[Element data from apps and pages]
------------------------------

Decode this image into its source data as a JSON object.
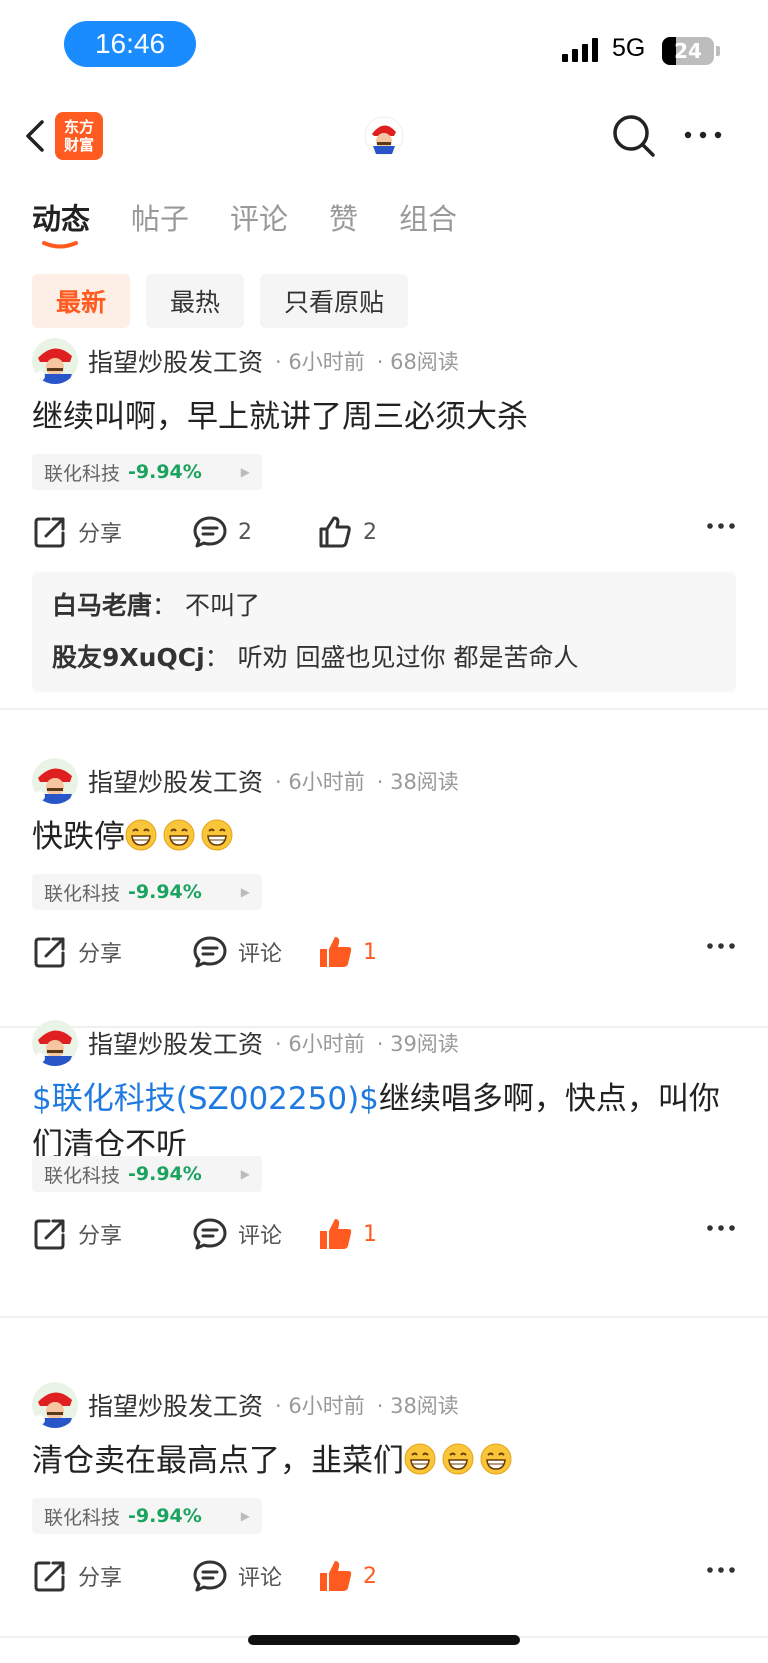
{
  "status_bar": {
    "time": "16:46",
    "network": "5G",
    "battery": "24"
  },
  "nav": {
    "logo_line1": "东方",
    "logo_line2": "财富"
  },
  "tabs": [
    {
      "label": "动态",
      "active": true
    },
    {
      "label": "帖子",
      "active": false
    },
    {
      "label": "评论",
      "active": false
    },
    {
      "label": "赞",
      "active": false
    },
    {
      "label": "组合",
      "active": false
    }
  ],
  "filters": [
    {
      "label": "最新",
      "active": true
    },
    {
      "label": "最热",
      "active": false
    },
    {
      "label": "只看原贴",
      "active": false
    }
  ],
  "posts": [
    {
      "author": "指望炒股发工资",
      "time": "· 6小时前",
      "reads": "· 68阅读",
      "text": "继续叫啊，早上就讲了周三必须大杀",
      "tag_name": "联化科技",
      "tag_pct": "-9.94%",
      "share": "分享",
      "comment": "2",
      "like": "2",
      "liked": false,
      "replies": [
        {
          "who": "白马老唐",
          "sep": "：",
          "text": "不叫了"
        },
        {
          "who": "股友9XuQCj",
          "sep": "：",
          "text": "听劝 回盛也见过你 都是苦命人"
        }
      ]
    },
    {
      "author": "指望炒股发工资",
      "time": "· 6小时前",
      "reads": "· 38阅读",
      "text": "快跌停",
      "tag_name": "联化科技",
      "tag_pct": "-9.94%",
      "share": "分享",
      "comment": "评论",
      "like": "1",
      "liked": true
    },
    {
      "author": "指望炒股发工资",
      "time": "· 6小时前",
      "reads": "· 39阅读",
      "stock_link": "$联化科技(SZ002250)$",
      "text": "继续唱多啊，快点，叫你们清仓不听",
      "tag_name": "联化科技",
      "tag_pct": "-9.94%",
      "share": "分享",
      "comment": "评论",
      "like": "1",
      "liked": true
    },
    {
      "author": "指望炒股发工资",
      "time": "· 6小时前",
      "reads": "· 38阅读",
      "text": "清仓卖在最高点了，韭菜们",
      "tag_name": "联化科技",
      "tag_pct": "-9.94%",
      "share": "分享",
      "comment": "评论",
      "like": "2",
      "liked": true
    }
  ],
  "colors": {
    "accent": "#ff5a1f",
    "link": "#1f7ae0",
    "down": "#1aa35f"
  }
}
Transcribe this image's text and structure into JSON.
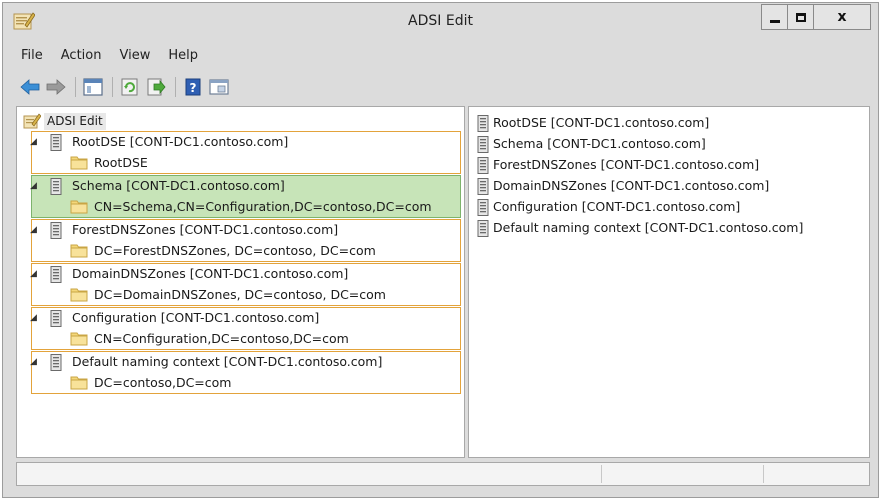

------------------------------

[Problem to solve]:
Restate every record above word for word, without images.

[Written answer]:
Decode this image into its source data as a JSON object.
{
  "status_bar": {
    "time": "16:46",
    "network": "5G",
    "battery": "24"
  },
  "nav": {
    "logo_line1": "东方",
    "logo_line2": "财富"
  },
  "tabs": [
    {
      "label": "动态",
      "active": true
    },
    {
      "label": "帖子",
      "active": false
    },
    {
      "label": "评论",
      "active": false
    },
    {
      "label": "赞",
      "active": false
    },
    {
      "label": "组合",
      "active": false
    }
  ],
  "filters": [
    {
      "label": "最新",
      "active": true
    },
    {
      "label": "最热",
      "active": false
    },
    {
      "label": "只看原贴",
      "active": false
    }
  ],
  "posts": [
    {
      "author": "指望炒股发工资",
      "time": "· 6小时前",
      "reads": "· 68阅读",
      "text": "继续叫啊，早上就讲了周三必须大杀",
      "tag_name": "联化科技",
      "tag_pct": "-9.94%",
      "share": "分享",
      "comment": "2",
      "like": "2",
      "liked": false,
      "replies": [
        {
          "who": "白马老唐",
          "sep": "：",
          "text": "不叫了"
        },
        {
          "who": "股友9XuQCj",
          "sep": "：",
          "text": "听劝 回盛也见过你 都是苦命人"
        }
      ]
    },
    {
      "author": "指望炒股发工资",
      "time": "· 6小时前",
      "reads": "· 38阅读",
      "text": "快跌停",
      "tag_name": "联化科技",
      "tag_pct": "-9.94%",
      "share": "分享",
      "comment": "评论",
      "like": "1",
      "liked": true
    },
    {
      "author": "指望炒股发工资",
      "time": "· 6小时前",
      "reads": "· 39阅读",
      "stock_link": "$联化科技(SZ002250)$",
      "text": "继续唱多啊，快点，叫你们清仓不听",
      "tag_name": "联化科技",
      "tag_pct": "-9.94%",
      "share": "分享",
      "comment": "评论",
      "like": "1",
      "liked": true
    },
    {
      "author": "指望炒股发工资",
      "time": "· 6小时前",
      "reads": "· 38阅读",
      "text": "清仓卖在最高点了，韭菜们",
      "tag_name": "联化科技",
      "tag_pct": "-9.94%",
      "share": "分享",
      "comment": "评论",
      "like": "2",
      "liked": true
    }
  ],
  "colors": {
    "accent": "#ff5a1f",
    "link": "#1f7ae0",
    "down": "#1aa35f"
  }
}
Transcribe this image's text and structure into JSON.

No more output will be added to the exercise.